Engineers develop man-made "skin" for wound healingMarie Donlon | July 02, 2019
Engineers from the University of Edinburgh in Scotland have developed a new skin-like fabric for wound dressing with both the thickness and the elasticity to match specific regions of the body and that can eventually be absorbed by the body.
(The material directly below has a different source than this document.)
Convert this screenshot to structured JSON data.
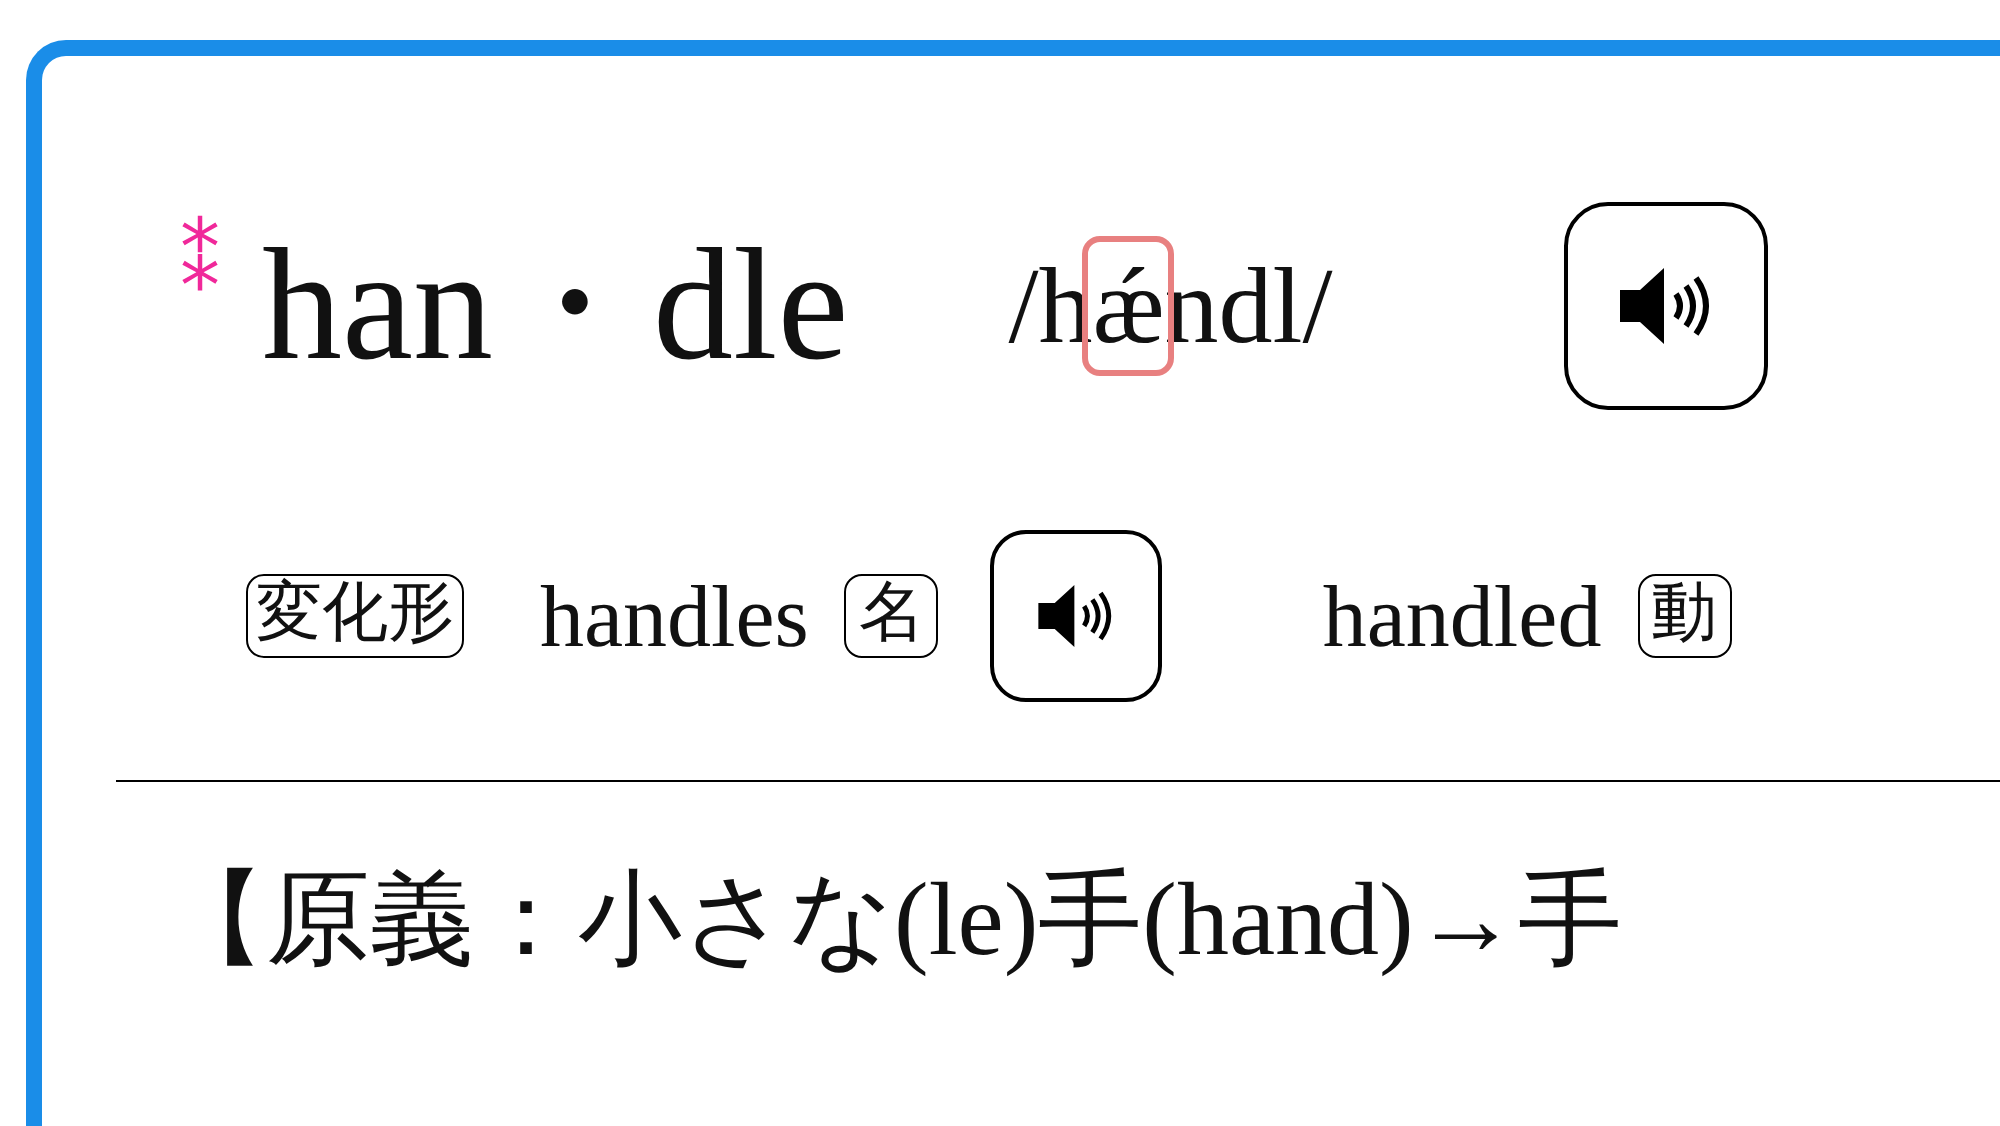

To develop the new fabric, engineers blended together two different synthetic materials — polyvinylpyrrolidone (PVP) and polyglycerol sebacate (PGS) — producing nanometer-sized fibers that are thousands of times thinner than a strand of human hair. The engineers accomplished this through a process called “nozzle-free electrospinning" wherein engineers placed a rotating cylinder above a pool of solution holding the synthetic material mixture. As the cylinder spun under high temperature and voltage, the fibers rapidly emerged from the liquid and spun onto a nearby hot surface. There, as the fibers cooled, the fabric formed.
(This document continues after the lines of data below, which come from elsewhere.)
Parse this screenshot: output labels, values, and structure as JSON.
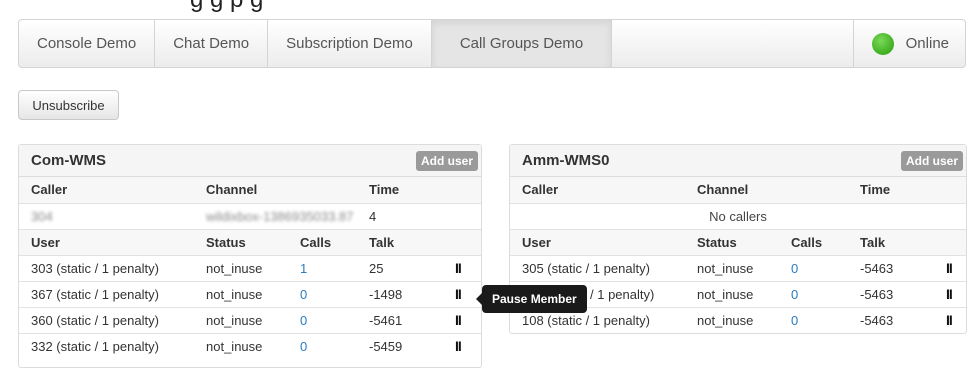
{
  "page": {
    "heading_fragment": "g g p g"
  },
  "nav": {
    "tabs": [
      {
        "label": "Console Demo"
      },
      {
        "label": "Chat Demo"
      },
      {
        "label": "Subscription Demo"
      },
      {
        "label": "Call Groups Demo"
      }
    ],
    "status": "Online",
    "status_color": "#3fae1f"
  },
  "toolbar": {
    "unsubscribe_label": "Unsubscribe"
  },
  "groups": [
    {
      "title": "Com-WMS",
      "add_user_label": "Add user",
      "caller_headers": {
        "caller": "Caller",
        "channel": "Channel",
        "time": "Time"
      },
      "callers": [
        {
          "caller": "304",
          "channel": "wildixbox-1386935033.87",
          "time": "4"
        }
      ],
      "user_headers": {
        "user": "User",
        "status": "Status",
        "calls": "Calls",
        "talk": "Talk"
      },
      "members": [
        {
          "user": "303 (static / 1 penalty)",
          "status": "not_inuse",
          "calls": "1",
          "talk": "25"
        },
        {
          "user": "367 (static / 1 penalty)",
          "status": "not_inuse",
          "calls": "0",
          "talk": "-1498"
        },
        {
          "user": "360 (static / 1 penalty)",
          "status": "not_inuse",
          "calls": "0",
          "talk": "-5461"
        },
        {
          "user": "332 (static / 1 penalty)",
          "status": "not_inuse",
          "calls": "0",
          "talk": "-5459"
        }
      ]
    },
    {
      "title": "Amm-WMS0",
      "add_user_label": "Add user",
      "caller_headers": {
        "caller": "Caller",
        "channel": "Channel",
        "time": "Time"
      },
      "no_callers": "No callers",
      "user_headers": {
        "user": "User",
        "status": "Status",
        "calls": "Calls",
        "talk": "Talk"
      },
      "members": [
        {
          "user": "305 (static / 1 penalty)",
          "status": "not_inuse",
          "calls": "0",
          "talk": "-5463"
        },
        {
          "user": "/ 1 penalty)",
          "status": "not_inuse",
          "calls": "0",
          "talk": "-5463"
        },
        {
          "user": "108 (static / 1 penalty)",
          "status": "not_inuse",
          "calls": "0",
          "talk": "-5463"
        }
      ]
    }
  ],
  "tooltip": {
    "text": "Pause Member"
  },
  "icons": {
    "pause": "pause-icon",
    "status": "online-dot-icon"
  },
  "pause_glyph": "II"
}
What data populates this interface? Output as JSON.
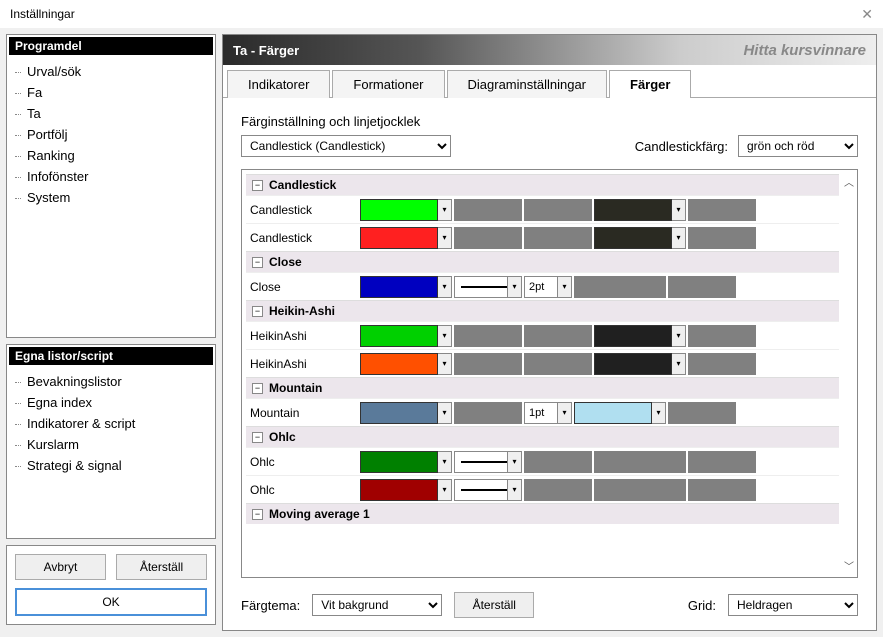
{
  "window": {
    "title": "Inställningar"
  },
  "sidebar": {
    "section_program": "Programdel",
    "section_egna": "Egna listor/script",
    "program_items": [
      "Urval/sök",
      "Fa",
      "Ta",
      "Portfölj",
      "Ranking",
      "Infofönster",
      "System"
    ],
    "egna_items": [
      "Bevakningslistor",
      "Egna index",
      "Indikatorer & script",
      "Kurslarm",
      "Strategi & signal"
    ],
    "btn_avbryt": "Avbryt",
    "btn_aterstall": "Återställ",
    "btn_ok": "OK"
  },
  "header": {
    "title": "Ta - Färger",
    "brand": "Hitta kursvinnare"
  },
  "tabs": [
    "Indikatorer",
    "Formationer",
    "Diagraminställningar",
    "Färger"
  ],
  "active_tab": "Färger",
  "row1_label": "Färginställning och linjetjocklek",
  "dd1_value": "Candlestick (Candlestick)",
  "dd2_label": "Candlestickfärg:",
  "dd2_value": "grön och röd",
  "groups": [
    {
      "name": "Candlestick",
      "rows": [
        {
          "label": "Candlestick",
          "c1": "#00ff00",
          "c2": null,
          "c3": null,
          "c4": "#2a2a22",
          "c5": null
        },
        {
          "label": "Candlestick",
          "c1": "#ff2020",
          "c2": null,
          "c3": null,
          "c4": "#2a2a22",
          "c5": null
        }
      ]
    },
    {
      "name": "Close",
      "rows": [
        {
          "label": "Close",
          "c1": "#0000c0",
          "line": true,
          "pt": "2pt"
        }
      ]
    },
    {
      "name": "Heikin-Ashi",
      "rows": [
        {
          "label": "HeikinAshi",
          "c1": "#00d000",
          "c2": null,
          "c3": null,
          "c4": "#202020",
          "c5": null
        },
        {
          "label": "HeikinAshi",
          "c1": "#ff5000",
          "c2": null,
          "c3": null,
          "c4": "#202020",
          "c5": null
        }
      ]
    },
    {
      "name": "Mountain",
      "rows": [
        {
          "label": "Mountain",
          "c1": "#5a7a9a",
          "c2": null,
          "pt": "1pt",
          "c4": "#b0dff0",
          "c5": null
        }
      ]
    },
    {
      "name": "Ohlc",
      "rows": [
        {
          "label": "Ohlc",
          "c1": "#008000",
          "line": true
        },
        {
          "label": "Ohlc",
          "c1": "#a00000",
          "line": true
        }
      ]
    },
    {
      "name": "Moving average 1",
      "rows": []
    }
  ],
  "footer": {
    "fargtema_label": "Färgtema:",
    "fargtema_value": "Vit bakgrund",
    "aterstall": "Återställ",
    "grid_label": "Grid:",
    "grid_value": "Heldragen"
  }
}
During testing with skin cells, the fabric’s fibers offered a scaffold for newly formed skin to grow on. As wounds healed, the new fabric was absorbed by the body, thereby eliminating the need for frequent dressing changing. Researchers also noted that the PVP and PGS mixture can be reconfigured to create dressings of different elasticities and thicknesses.
“Our technique is a cost-effective way of making artificial skin adapted for all areas of body[sic], to accelerate the wound healing process," said study co-author Dr. Norbert Radacsi.
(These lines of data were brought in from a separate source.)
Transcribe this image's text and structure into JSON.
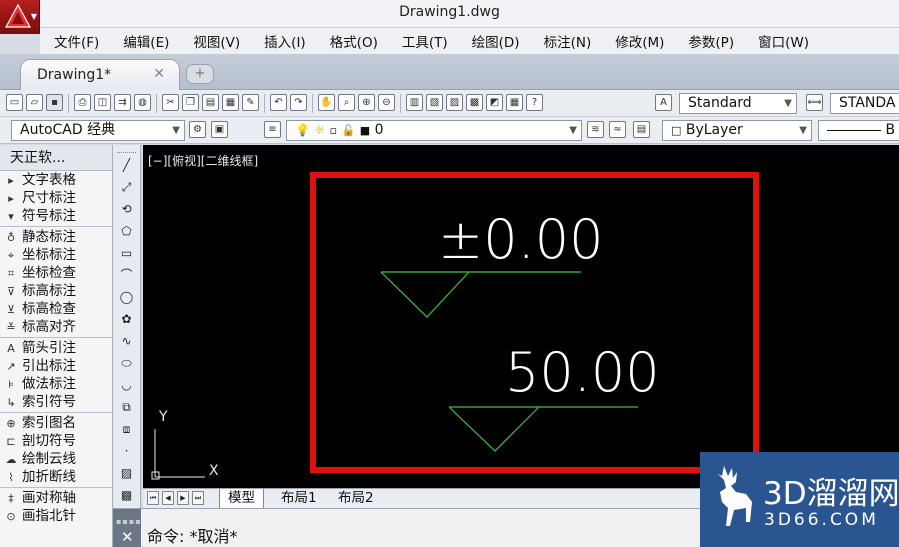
{
  "window": {
    "title": "Drawing1.dwg"
  },
  "menu": [
    "文件(F)",
    "编辑(E)",
    "视图(V)",
    "插入(I)",
    "格式(O)",
    "工具(T)",
    "绘图(D)",
    "标注(N)",
    "修改(M)",
    "参数(P)",
    "窗口(W)"
  ],
  "tabs": {
    "active": "Drawing1*",
    "close_glyph": "✕",
    "new_glyph": "+"
  },
  "toolbar": {
    "text_style": "Standard",
    "dim_style": "STANDA",
    "workspace": "AutoCAD 经典",
    "layer": "0",
    "color": "ByLayer",
    "linetype_preview": "B"
  },
  "left_panel": {
    "title": "天正软...",
    "items": [
      {
        "label": "文字表格",
        "icon": "arrow-right-icon"
      },
      {
        "label": "尺寸标注",
        "icon": "arrow-right-icon"
      },
      {
        "label": "符号标注",
        "icon": "arrow-down-icon"
      },
      {
        "label": "静态标注",
        "icon": "bulb-icon"
      },
      {
        "label": "坐标标注",
        "icon": "coord-icon"
      },
      {
        "label": "坐标检查",
        "icon": "coord-check-icon"
      },
      {
        "label": "标高标注",
        "icon": "elevation-icon"
      },
      {
        "label": "标高检查",
        "icon": "elevation-check-icon"
      },
      {
        "label": "标高对齐",
        "icon": "elevation-align-icon"
      },
      {
        "label": "箭头引注",
        "icon": "arrow-leader-icon"
      },
      {
        "label": "引出标注",
        "icon": "leader-icon"
      },
      {
        "label": "做法标注",
        "icon": "note-icon"
      },
      {
        "label": "索引符号",
        "icon": "index-icon"
      },
      {
        "label": "索引图名",
        "icon": "index-name-icon"
      },
      {
        "label": "剖切符号",
        "icon": "section-icon"
      },
      {
        "label": "绘制云线",
        "icon": "cloud-icon"
      },
      {
        "label": "加折断线",
        "icon": "break-line-icon"
      },
      {
        "label": "画对称轴",
        "icon": "symmetry-icon"
      },
      {
        "label": "画指北针",
        "icon": "north-arrow-icon"
      }
    ]
  },
  "viewport": {
    "label": "[−][俯视][二维线框]"
  },
  "drawing": {
    "elevation_1": "±0.00",
    "elevation_2": "50.00",
    "ucs_y": "Y",
    "ucs_x": "X",
    "frame_color": "#e01010",
    "symbol_color": "#3cc43c",
    "text_color": "#ffffff"
  },
  "layout_tabs": [
    "模型",
    "布局1",
    "布局2"
  ],
  "command": {
    "text": "命令: *取消*"
  },
  "watermark": {
    "main": "3D溜溜网",
    "sub": "3D66.COM"
  }
}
The engineers hope to further develop the material with additional testing. Their results have been published in the journal Medical Engineering and Physics.